    It will take a few more improvements before the DAM will allow me to consider a move from LR5. I confess that if there was a recent stand alone LR version available I wouldn’t even consider Luminar as anything but a plugin, but there isn’t, and I travel to places with little or no internet.

    • Mark Condon on June 5, 2019 at 4:30 am

      Hey Kate, try the latest version after June 10, 2019 – the kinks should be ironed out with the DAM ;-)

  35. Laurence on May 25, 2019 at 12:56 am

    I am retired, an advanced amateur not a professional, and I primarily photograph landscapes and nature for my own enjoyment. For years I used Google Picasa for organizing my images and LR 6 for editing only my best ones. Once Google dropped support for Picasa and I switched to shooting RAW, I’ve upgraded to LR Classic and imported everything, but object strenuously to their subscription model. I’m already using Aurora2019 and love it! The latest version of Luminar seems like it could well replace LR for me. If Luminar could import LR’s catalog and keep the existing adjustments it would be an obvious reason to switch. Please keep the improvements coming!

    • Cassker on May 26, 2019 at 11:07 am

      On some days, it makes molasses appear to be as fast as an F1 car speeding down the racetrack. It can be temperamental, restarts my macbook pro, stalls, freezes, crashes. On other days, it’s quite efficient and fast. However, I can’t run any other program whatsoever at the same time.

    • James Frid on July 8, 2019 at 5:54 am

      Indeed: “If Luminar could import LR’s catalog and keep the existing adjustments it would be an obvious reason to switch.” This is tempting as is, but the concerns about speed and stability are a problem.

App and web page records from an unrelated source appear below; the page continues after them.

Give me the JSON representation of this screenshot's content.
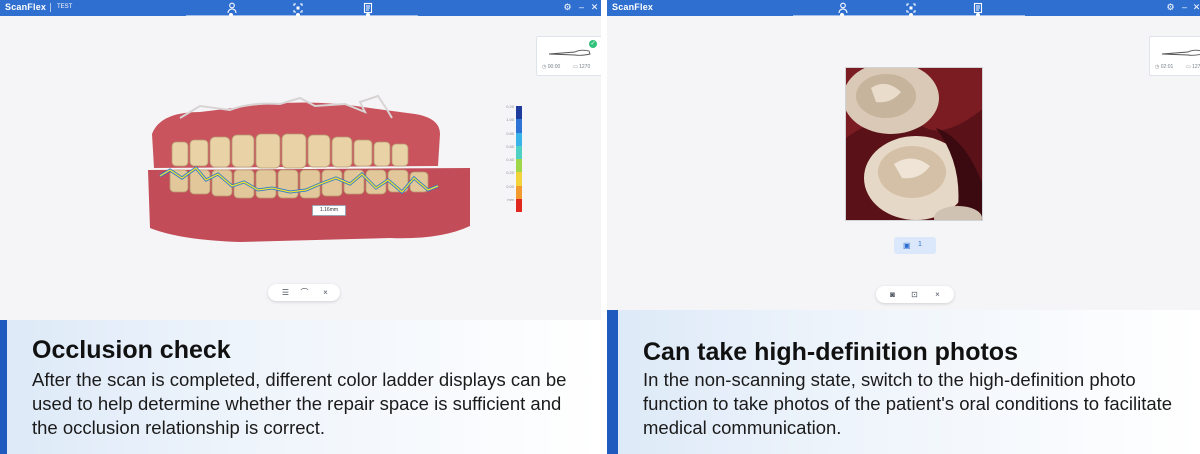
{
  "panels": [
    {
      "app_name": "ScanFlex",
      "project_name": "TEST",
      "steps": [
        "patient-icon",
        "scan-icon",
        "report-icon"
      ],
      "scanner_card": {
        "time": "00:00",
        "count": "1270"
      },
      "legend": {
        "labels": [
          "0.20",
          "1.00",
          "0.80",
          "0.60",
          "0.40",
          "0.20",
          "0.00",
          "mm"
        ],
        "colors": [
          "#1d3a9c",
          "#2d74d6",
          "#3ab3e8",
          "#4fd0c4",
          "#9fd64a",
          "#f2d33a",
          "#f29a2e",
          "#e0281e"
        ]
      },
      "measurement": "1.16mm",
      "toolbar": [
        "layers-icon",
        "jaw-icon",
        "close-icon"
      ],
      "caption": {
        "title": "Occlusion check",
        "body": "After the scan is completed, different color ladder displays can be used to help determine whether the repair space is sufficient and the occlusion relationship is correct."
      }
    },
    {
      "app_name": "ScanFlex",
      "steps": [
        "patient-icon",
        "scan-icon",
        "report-icon"
      ],
      "scanner_card": {
        "time": "02:01",
        "count": "1276"
      },
      "photo_count": "1",
      "toolbar": [
        "camera-icon",
        "focus-icon",
        "close-icon"
      ],
      "caption": {
        "title": "Can take high-definition photos",
        "body": "In the non-scanning state, switch to the high-definition photo function to take photos of the patient's oral conditions to facilitate medical communication."
      }
    }
  ],
  "colors": {
    "titlebar": "#2f6fd0",
    "accent": "#1f5bbf",
    "occlusion_line_1": "#2b7bd6",
    "occlusion_line_2": "#f5e12b"
  }
}
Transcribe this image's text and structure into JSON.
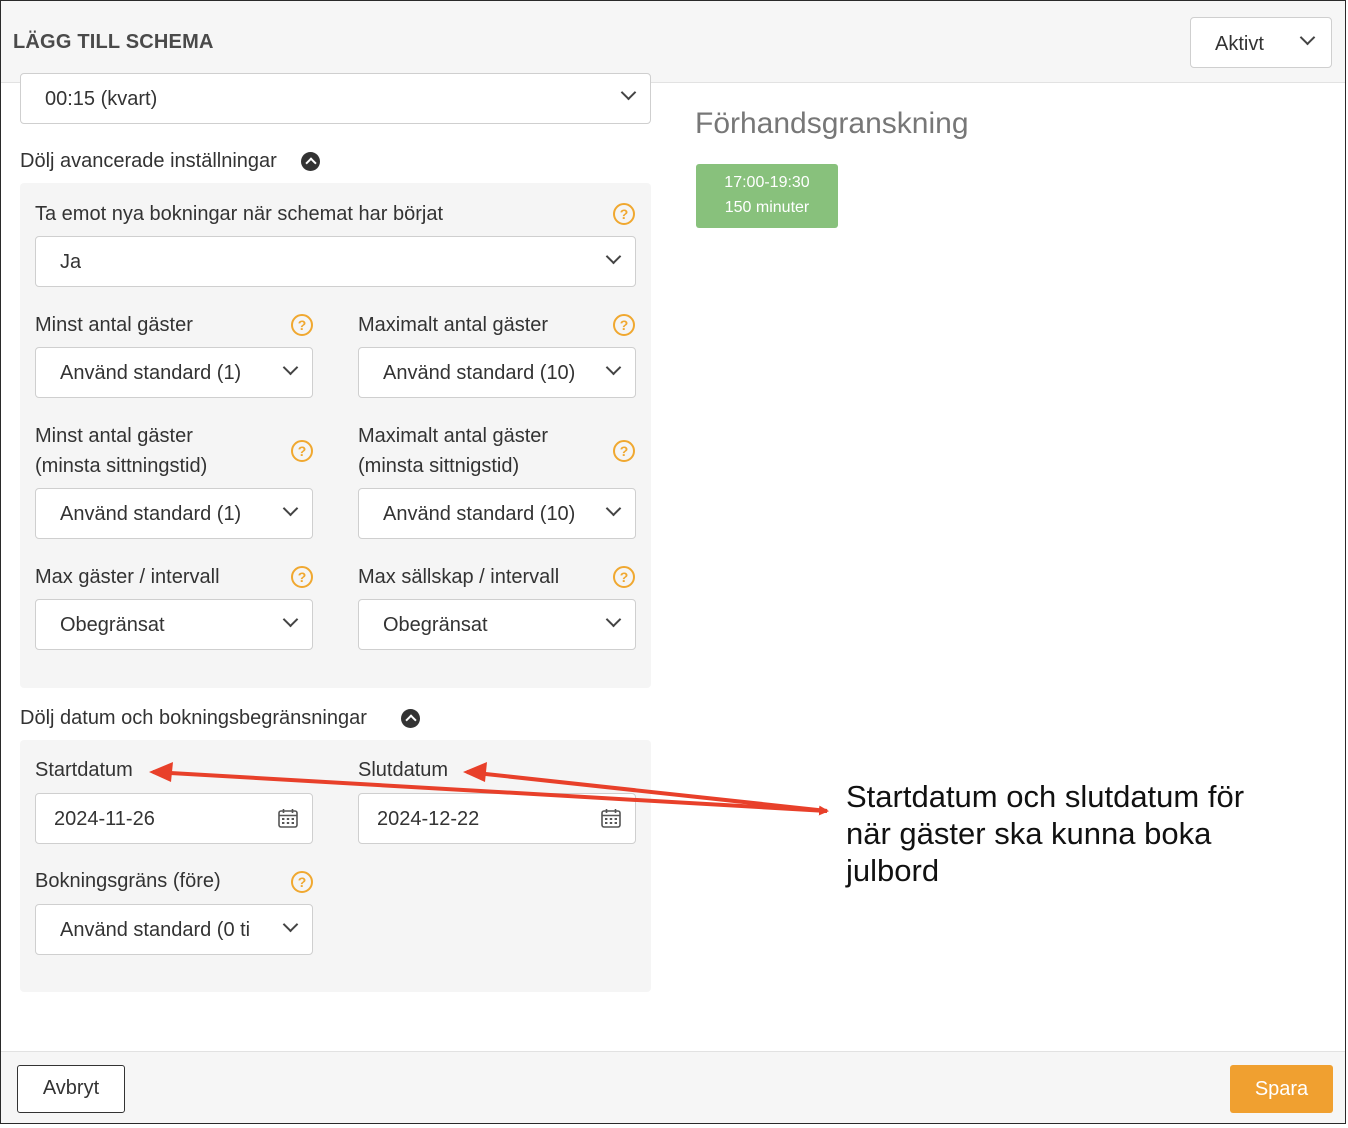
{
  "header": {
    "title": "LÄGG TILL SCHEMA",
    "status_value": "Aktivt"
  },
  "interval_select": {
    "value": "00:15 (kvart)"
  },
  "advanced": {
    "toggle_label": "Dölj avancerade inställningar",
    "accept_new_bookings": {
      "label": "Ta emot nya bokningar när schemat har börjat",
      "value": "Ja"
    },
    "min_guests": {
      "label": "Minst antal gäster",
      "value": "Använd standard (1)"
    },
    "max_guests": {
      "label": "Maximalt antal gäster",
      "value": "Använd standard (10)"
    },
    "min_guests_seating": {
      "label_line1": "Minst antal gäster",
      "label_line2": "(minsta sittningstid)",
      "value": "Använd standard (1)"
    },
    "max_guests_seating": {
      "label_line1": "Maximalt antal gäster",
      "label_line2": "(minsta sittnigstid)",
      "value": "Använd standard (10)"
    },
    "max_guests_interval": {
      "label": "Max gäster / intervall",
      "value": "Obegränsat"
    },
    "max_parties_interval": {
      "label": "Max sällskap / intervall",
      "value": "Obegränsat"
    }
  },
  "dates": {
    "toggle_label": "Dölj datum och bokningsbegränsningar",
    "start": {
      "label": "Startdatum",
      "value": "2024-11-26"
    },
    "end": {
      "label": "Slutdatum",
      "value": "2024-12-22"
    },
    "booking_limit": {
      "label": "Bokningsgräns (före)",
      "value": "Använd standard (0 ti"
    }
  },
  "preview": {
    "title": "Förhandsgranskning",
    "slot_time": "17:00-19:30",
    "slot_duration": "150 minuter"
  },
  "annotation": {
    "text": "Startdatum och slutdatum för när gäster ska kunna boka julbord",
    "arrow_color": "#e8402a"
  },
  "footer": {
    "cancel_label": "Avbryt",
    "save_label": "Spara"
  },
  "colors": {
    "accent": "#f0a030",
    "slot_green": "#88c17c",
    "help_icon": "#f0a830"
  }
}
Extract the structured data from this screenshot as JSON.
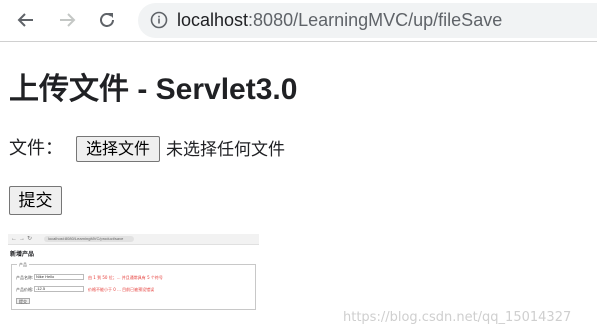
{
  "browser": {
    "url_host": "localhost",
    "url_rest": ":8080/LearningMVC/up/fileSave"
  },
  "page": {
    "title": "上传文件 - Servlet3.0",
    "file_label": "文件：",
    "file_button": "选择文件",
    "file_status": "未选择任何文件",
    "submit_button": "提交"
  },
  "thumbnail": {
    "url": "localhost:8080/LearningMVC/product/save",
    "title": "新增产品",
    "legend": "产品",
    "fields": [
      {
        "label": "产品名称:",
        "value": "Nike Hello",
        "error": "由 1 到 50 位；... 并且通常具有 5 个符号"
      },
      {
        "label": "产品价格:",
        "value": "-12.5",
        "error": "价格不能小于 0 ... 目前已被预设错误"
      }
    ],
    "submit": "提交"
  },
  "watermark": "https://blog.csdn.net/qq_15014327"
}
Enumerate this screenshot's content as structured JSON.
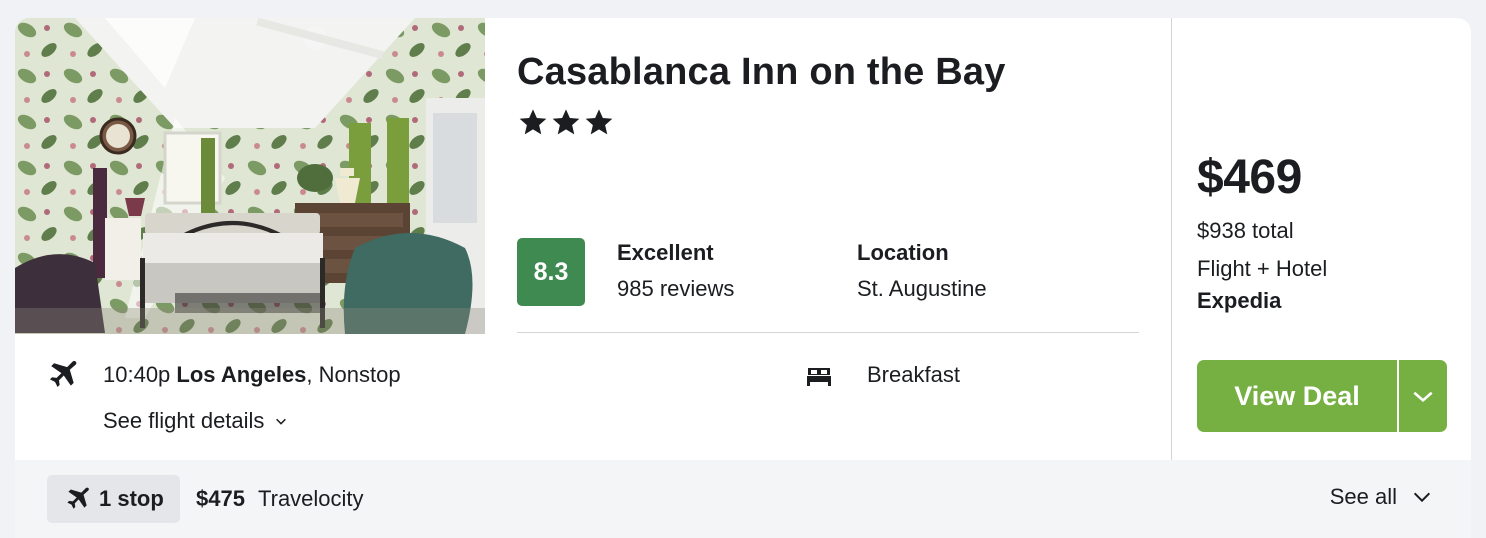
{
  "hotel": {
    "name": "Casablanca Inn on the Bay",
    "star_rating": 3,
    "stars_text": "★★★",
    "score": "8.3",
    "rating_word": "Excellent",
    "review_count": "985 reviews",
    "location_label": "Location",
    "location_value": "St. Augustine",
    "amenity": "Breakfast",
    "image_alt": "Hotel room photo"
  },
  "flight": {
    "time": "10:40p",
    "city": "Los Angeles",
    "type": ", Nonstop",
    "details_label": "See flight details"
  },
  "pricing": {
    "price": "$469",
    "total": "$938 total",
    "package": "Flight + Hotel",
    "provider": "Expedia",
    "cta_label": "View Deal"
  },
  "footer": {
    "stops_label": "1 stop",
    "alt_price": "$475",
    "alt_provider": "Travelocity",
    "see_all_label": "See all"
  },
  "icons": {
    "flight": "airplane-icon",
    "amenity": "bed-icon",
    "details_toggle": "chevron-down-icon"
  },
  "colors": {
    "score_badge": "#3f8a51",
    "deal_button": "#76b043",
    "footer_bg": "#f4f5f7",
    "chip_bg": "#e4e6ea"
  }
}
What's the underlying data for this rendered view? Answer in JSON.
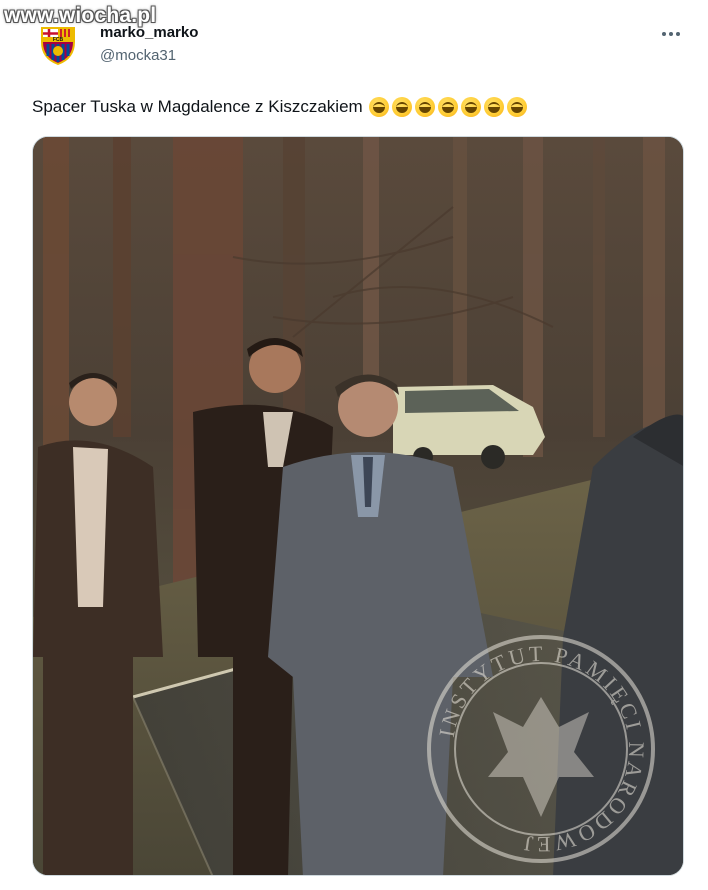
{
  "watermark": {
    "text": "www.wiocha.pl"
  },
  "tweet": {
    "author": {
      "display_name": "marko_marko",
      "handle": "@mocka31",
      "avatar_icon": "fc-barcelona-crest-icon",
      "avatar_text": "FCB"
    },
    "more_icon": "more-dots-icon",
    "text": "Spacer Tuska w Magdalence z Kiszczakiem",
    "emojis": [
      "grinning-face-smiling-eyes",
      "grinning-face-smiling-eyes",
      "grinning-face-smiling-eyes",
      "grinning-squinting-face",
      "grinning-squinting-face",
      "grinning-face-smiling-eyes",
      "grinning-face-smiling-eyes"
    ],
    "media": {
      "kind": "video-still",
      "stamp_text": "INSTYTUT PAMIĘCI NARODOWEJ"
    }
  },
  "colors": {
    "text_primary": "#0f1419",
    "text_secondary": "#536471",
    "border": "#cfd9de"
  }
}
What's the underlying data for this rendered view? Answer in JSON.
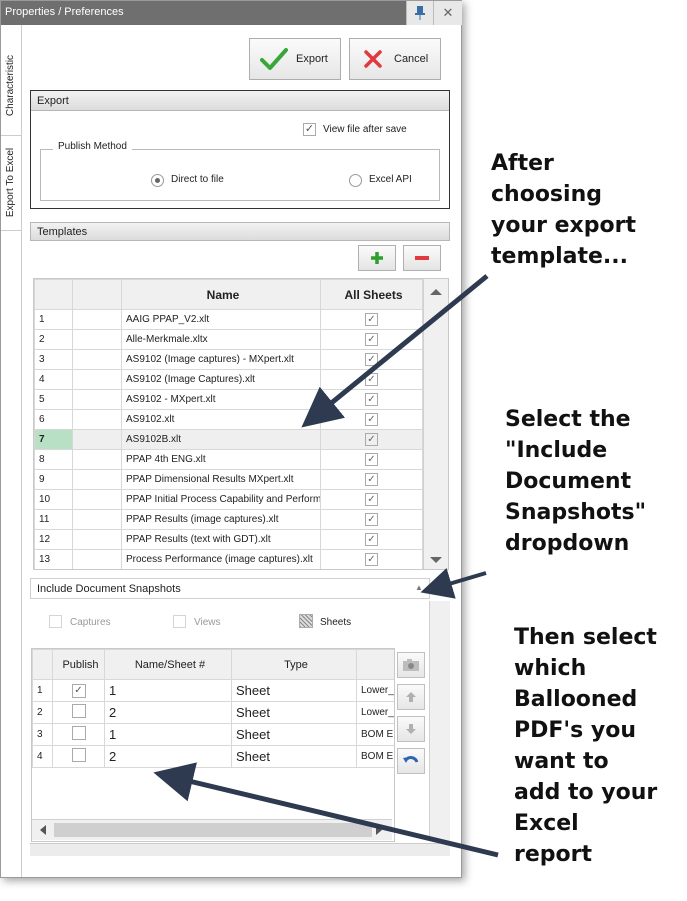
{
  "window": {
    "title": "Properties / Preferences",
    "pin_glyph": "📌",
    "close_glyph": "✕"
  },
  "vertical_tabs": [
    "Characteristic",
    "Export To Excel"
  ],
  "toolbar": {
    "export_label": "Export",
    "cancel_label": "Cancel"
  },
  "export_group": {
    "header": "Export",
    "view_file_after_save": {
      "label": "View file after save",
      "checked": true
    },
    "publish_method": {
      "legend": "Publish Method",
      "options": [
        {
          "label": "Direct to file",
          "selected": true
        },
        {
          "label": "Excel API",
          "selected": false
        }
      ]
    }
  },
  "templates": {
    "header": "Templates",
    "add_glyph": "✚",
    "remove_glyph": "—",
    "columns": [
      "",
      "Name",
      "All Sheets"
    ],
    "rows": [
      {
        "num": "1",
        "name": "AAIG PPAP_V2.xlt",
        "all_sheets": true
      },
      {
        "num": "2",
        "name": "Alle-Merkmale.xltx",
        "all_sheets": true
      },
      {
        "num": "3",
        "name": "AS9102 (Image captures) - MXpert.xlt",
        "all_sheets": true
      },
      {
        "num": "4",
        "name": "AS9102 (Image Captures).xlt",
        "all_sheets": true
      },
      {
        "num": "5",
        "name": "AS9102 - MXpert.xlt",
        "all_sheets": true
      },
      {
        "num": "6",
        "name": "AS9102.xlt",
        "all_sheets": true
      },
      {
        "num": "7",
        "name": "AS9102B.xlt",
        "all_sheets": true,
        "selected": true
      },
      {
        "num": "8",
        "name": "PPAP 4th ENG.xlt",
        "all_sheets": true
      },
      {
        "num": "9",
        "name": "PPAP Dimensional Results MXpert.xlt",
        "all_sheets": true
      },
      {
        "num": "10",
        "name": "PPAP Initial Process Capability and Performa",
        "all_sheets": true
      },
      {
        "num": "11",
        "name": "PPAP Results (image captures).xlt",
        "all_sheets": true
      },
      {
        "num": "12",
        "name": "PPAP Results (text with GDT).xlt",
        "all_sheets": true
      },
      {
        "num": "13",
        "name": "Process Performance (image captures).xlt",
        "all_sheets": true
      }
    ]
  },
  "snapshots": {
    "header": "Include Document Snapshots",
    "options": [
      {
        "label": "Captures",
        "checked": false
      },
      {
        "label": "Views",
        "checked": false
      },
      {
        "label": "Sheets",
        "checked": true
      }
    ],
    "columns": [
      "",
      "Publish",
      "Name/Sheet #",
      "Type",
      ""
    ],
    "rows": [
      {
        "num": "1",
        "publish": true,
        "name": "1",
        "type": "Sheet",
        "extra": "Lower_"
      },
      {
        "num": "2",
        "publish": false,
        "name": "2",
        "type": "Sheet",
        "extra": "Lower_"
      },
      {
        "num": "3",
        "publish": false,
        "name": "1",
        "type": "Sheet",
        "extra": "BOM E"
      },
      {
        "num": "4",
        "publish": false,
        "name": "2",
        "type": "Sheet",
        "extra": "BOM E"
      }
    ]
  },
  "annotations": {
    "a1": "After\nchoosing\nyour export\ntemplate...",
    "a2": "Select the\n\"Include\nDocument\nSnapshots\"\ndropdown",
    "a3": "Then select\nwhich\nBallooned\nPDF's you\nwant to\nadd to your\nExcel\nreport"
  },
  "colors": {
    "titlebar": "#6f6f6f",
    "selected_row_marker": "#b8e0c4",
    "add_green": "#2e9e2e",
    "remove_red": "#e0393e",
    "arrow": "#2d3a4f"
  }
}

      • Mark Condon on July 8, 2019 at 8:22 pm

        Have you downloaded a trial, James? The latest update improves on the previous issues a lot.

  36. Ab de Graaf on December 16, 2018 at 7:08 am

    I just bought the Mac version. I’m a beginner and had a Adobe subscription. Cause of the price difference I switched. First thoughts are mixed. It’s slower than LR. Raw takes forever. Ok my Mac is an 2010 version i7 with 4GB RAM. It will probably take some time to get used to LM. I hope the speed will be adressed in the december upgrade. And looking foreward to file system.

  37. katmandoo on July 24, 2018 at 5:47 am

    But have you tried the windows version? I bought it for less than $40 (win version) and it lacks significant parity with the mac version. I just requested a refund for that as well as many other issues with it. Go to the Luminar windows forum if you want to find out how win users feel about the latest version.

    • Denis on July 31, 2018 at 10:05 pm

      Sorry you didn’t like the Windows version of Luminar. True, some features are still exclusive to the Mac version but we’re working on bringing the two versions to parity by the end of this year. As for the issues you’ve encountered, our support team would be glad to help you solve them if you’re willing to spend some time on troubleshooting.

Leave a Comment